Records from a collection
- - - - - - -

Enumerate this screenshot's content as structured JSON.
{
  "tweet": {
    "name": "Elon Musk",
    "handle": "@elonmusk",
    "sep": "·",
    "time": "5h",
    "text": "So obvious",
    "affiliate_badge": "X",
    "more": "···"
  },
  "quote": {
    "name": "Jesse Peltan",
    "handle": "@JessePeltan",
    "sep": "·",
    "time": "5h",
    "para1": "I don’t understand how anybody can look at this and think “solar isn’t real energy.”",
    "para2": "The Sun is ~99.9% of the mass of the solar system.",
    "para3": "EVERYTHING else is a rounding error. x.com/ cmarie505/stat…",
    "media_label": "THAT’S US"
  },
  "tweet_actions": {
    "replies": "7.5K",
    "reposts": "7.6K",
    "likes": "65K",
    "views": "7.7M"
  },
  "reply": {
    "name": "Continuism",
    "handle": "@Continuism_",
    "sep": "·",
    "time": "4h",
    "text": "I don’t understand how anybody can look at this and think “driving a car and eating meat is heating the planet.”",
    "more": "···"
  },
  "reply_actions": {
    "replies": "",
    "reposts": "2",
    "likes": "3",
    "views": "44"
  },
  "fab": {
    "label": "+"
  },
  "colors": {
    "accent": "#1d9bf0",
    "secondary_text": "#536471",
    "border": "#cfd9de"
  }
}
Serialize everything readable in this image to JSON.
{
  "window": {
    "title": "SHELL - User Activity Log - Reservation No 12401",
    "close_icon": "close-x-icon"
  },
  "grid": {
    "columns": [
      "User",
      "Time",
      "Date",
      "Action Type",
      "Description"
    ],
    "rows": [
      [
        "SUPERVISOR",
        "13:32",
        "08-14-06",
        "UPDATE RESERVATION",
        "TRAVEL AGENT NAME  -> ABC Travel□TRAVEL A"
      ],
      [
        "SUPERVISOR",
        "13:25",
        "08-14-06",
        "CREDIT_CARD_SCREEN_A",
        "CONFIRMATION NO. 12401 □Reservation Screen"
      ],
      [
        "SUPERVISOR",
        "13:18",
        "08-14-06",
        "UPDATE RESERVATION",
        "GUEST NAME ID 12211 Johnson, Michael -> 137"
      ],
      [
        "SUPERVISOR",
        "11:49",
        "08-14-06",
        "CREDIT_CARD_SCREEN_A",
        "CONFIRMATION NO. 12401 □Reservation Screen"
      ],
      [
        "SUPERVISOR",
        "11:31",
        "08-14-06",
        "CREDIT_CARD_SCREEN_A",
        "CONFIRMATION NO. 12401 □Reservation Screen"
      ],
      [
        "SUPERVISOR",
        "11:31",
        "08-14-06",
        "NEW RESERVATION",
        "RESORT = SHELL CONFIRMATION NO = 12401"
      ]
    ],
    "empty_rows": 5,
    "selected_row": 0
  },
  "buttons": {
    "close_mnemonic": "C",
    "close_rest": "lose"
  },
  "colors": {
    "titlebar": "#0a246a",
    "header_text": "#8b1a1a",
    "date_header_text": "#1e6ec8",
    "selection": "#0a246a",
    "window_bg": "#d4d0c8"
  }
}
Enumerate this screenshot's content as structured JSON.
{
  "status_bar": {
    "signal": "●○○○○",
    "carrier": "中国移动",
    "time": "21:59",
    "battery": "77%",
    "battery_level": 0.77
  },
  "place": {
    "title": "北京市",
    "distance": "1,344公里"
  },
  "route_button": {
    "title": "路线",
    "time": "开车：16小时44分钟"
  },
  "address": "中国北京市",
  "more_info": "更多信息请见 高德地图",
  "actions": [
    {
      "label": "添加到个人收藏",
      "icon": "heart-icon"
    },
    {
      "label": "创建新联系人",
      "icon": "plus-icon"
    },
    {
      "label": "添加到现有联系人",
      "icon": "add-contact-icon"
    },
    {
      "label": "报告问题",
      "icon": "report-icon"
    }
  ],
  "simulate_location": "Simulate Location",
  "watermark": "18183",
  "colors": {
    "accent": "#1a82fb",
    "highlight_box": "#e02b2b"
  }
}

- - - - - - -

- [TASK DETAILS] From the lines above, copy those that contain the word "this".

- [SOLUTION TO THE EXERCISE]
Enumerate this screenshot's content as structured JSON.
    "para1": "I don’t understand how anybody can look at this and think “solar isn’t real energy.”",
    "text": "I don’t understand how anybody can look at this and think “driving a car and eating meat is heating the planet.”",
Serialize everything readable in this image to JSON.
Enumerate this screenshot's content as structured JSON.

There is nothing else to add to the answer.